However, Savor noted Feinberg and his partners may have managed to secure themselves an exceptionally low price for the gun giant even with safeguards and other bidders possibly entering the mix. Even if several other companies look at Cerberus, they may not want to top Feinberg's offer.
"Often, buyers are very reluctant to go against managers or partners of a firm because they may know that these guys have the most information, so if you outbid them, there's risks," said Savor.
Apart from the conflict-of-interest concerns, Feinberg's bid also raises the possibility that some top Cerberus investors could dodge bad media attention by conducting what is essentially a sale in name only while maintaining undercover ownership. Because of the secrecy that surrounds elite private equity firms, it would be difficult for outside observers to tell whether or not an auction that left Freedom Group in the hands of those Cerberus investors was just an empty gesture.
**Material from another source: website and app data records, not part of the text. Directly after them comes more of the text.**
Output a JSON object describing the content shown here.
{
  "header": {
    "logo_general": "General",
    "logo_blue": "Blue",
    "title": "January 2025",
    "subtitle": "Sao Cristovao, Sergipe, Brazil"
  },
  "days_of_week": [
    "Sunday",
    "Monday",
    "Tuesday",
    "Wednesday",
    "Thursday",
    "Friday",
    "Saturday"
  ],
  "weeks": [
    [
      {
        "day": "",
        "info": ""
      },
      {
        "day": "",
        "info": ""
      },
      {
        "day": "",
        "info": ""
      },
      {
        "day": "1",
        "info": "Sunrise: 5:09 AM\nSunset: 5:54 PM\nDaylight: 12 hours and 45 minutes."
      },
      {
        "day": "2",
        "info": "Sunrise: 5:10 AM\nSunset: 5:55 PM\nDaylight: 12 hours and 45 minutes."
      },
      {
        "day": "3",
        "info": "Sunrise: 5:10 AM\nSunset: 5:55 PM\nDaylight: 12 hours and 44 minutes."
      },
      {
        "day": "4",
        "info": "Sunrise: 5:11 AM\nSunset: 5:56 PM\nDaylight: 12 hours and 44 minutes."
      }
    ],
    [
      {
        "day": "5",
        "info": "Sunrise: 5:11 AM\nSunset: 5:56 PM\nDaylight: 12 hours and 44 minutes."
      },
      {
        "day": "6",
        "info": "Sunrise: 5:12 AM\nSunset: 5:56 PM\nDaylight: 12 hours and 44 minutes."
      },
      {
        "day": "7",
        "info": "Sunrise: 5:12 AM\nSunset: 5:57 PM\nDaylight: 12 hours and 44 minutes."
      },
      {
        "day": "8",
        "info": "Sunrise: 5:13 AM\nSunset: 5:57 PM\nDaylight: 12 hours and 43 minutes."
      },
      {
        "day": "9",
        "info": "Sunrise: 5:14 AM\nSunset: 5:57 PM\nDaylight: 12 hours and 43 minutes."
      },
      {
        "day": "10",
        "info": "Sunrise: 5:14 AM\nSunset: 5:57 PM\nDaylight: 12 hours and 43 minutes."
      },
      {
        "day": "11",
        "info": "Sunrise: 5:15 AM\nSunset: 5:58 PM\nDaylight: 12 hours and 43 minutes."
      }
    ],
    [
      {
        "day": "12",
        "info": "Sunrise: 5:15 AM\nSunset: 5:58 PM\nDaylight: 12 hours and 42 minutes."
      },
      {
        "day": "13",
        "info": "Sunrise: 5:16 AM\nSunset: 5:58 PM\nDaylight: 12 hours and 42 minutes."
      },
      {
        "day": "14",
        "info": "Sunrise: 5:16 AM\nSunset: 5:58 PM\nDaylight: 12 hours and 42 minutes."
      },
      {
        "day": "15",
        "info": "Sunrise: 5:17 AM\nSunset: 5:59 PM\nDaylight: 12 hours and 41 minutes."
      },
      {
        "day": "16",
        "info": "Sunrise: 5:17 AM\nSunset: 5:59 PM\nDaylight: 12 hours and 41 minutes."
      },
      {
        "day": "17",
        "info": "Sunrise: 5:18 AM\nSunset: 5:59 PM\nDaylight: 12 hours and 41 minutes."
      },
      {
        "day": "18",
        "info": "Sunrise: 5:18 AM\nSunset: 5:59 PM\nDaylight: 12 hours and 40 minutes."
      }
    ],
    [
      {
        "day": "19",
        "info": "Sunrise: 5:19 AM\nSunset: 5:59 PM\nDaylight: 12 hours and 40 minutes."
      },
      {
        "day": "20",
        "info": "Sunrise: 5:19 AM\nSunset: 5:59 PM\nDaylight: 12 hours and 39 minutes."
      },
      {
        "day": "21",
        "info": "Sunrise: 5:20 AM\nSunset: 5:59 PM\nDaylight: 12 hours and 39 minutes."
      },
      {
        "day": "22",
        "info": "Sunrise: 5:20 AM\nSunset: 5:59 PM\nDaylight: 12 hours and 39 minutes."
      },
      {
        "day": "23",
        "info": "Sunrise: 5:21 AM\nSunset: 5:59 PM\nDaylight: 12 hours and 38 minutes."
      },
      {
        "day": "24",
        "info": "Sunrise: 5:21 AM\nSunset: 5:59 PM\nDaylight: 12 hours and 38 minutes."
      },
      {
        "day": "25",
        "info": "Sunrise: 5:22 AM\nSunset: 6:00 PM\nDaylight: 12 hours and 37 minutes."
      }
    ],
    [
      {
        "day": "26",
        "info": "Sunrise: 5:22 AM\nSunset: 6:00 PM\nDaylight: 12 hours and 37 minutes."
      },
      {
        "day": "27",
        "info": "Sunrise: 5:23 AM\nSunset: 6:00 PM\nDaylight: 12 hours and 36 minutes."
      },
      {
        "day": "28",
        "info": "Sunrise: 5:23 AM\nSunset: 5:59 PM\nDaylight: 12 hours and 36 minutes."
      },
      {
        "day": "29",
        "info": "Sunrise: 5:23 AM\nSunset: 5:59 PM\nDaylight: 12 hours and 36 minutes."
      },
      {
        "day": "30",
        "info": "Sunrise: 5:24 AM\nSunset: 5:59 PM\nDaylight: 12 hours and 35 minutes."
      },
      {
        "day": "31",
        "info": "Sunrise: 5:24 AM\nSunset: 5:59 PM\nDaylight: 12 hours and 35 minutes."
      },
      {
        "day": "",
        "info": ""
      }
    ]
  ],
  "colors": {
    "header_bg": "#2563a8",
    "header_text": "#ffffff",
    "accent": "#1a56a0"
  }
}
Parlour said Feinberg and other Cerberus partners purchasing Freedom Group from their own firm could mean the company ends up with the same management. However, at the same time, she said removing other Cerberus investors could constitute a substantive change in ownership. Overall, Parlour said it would be difficult to determine whether this deal is something most people would consider a genuine sale because private equity transactions are so "opaque."
"It is not dubious per se," she said.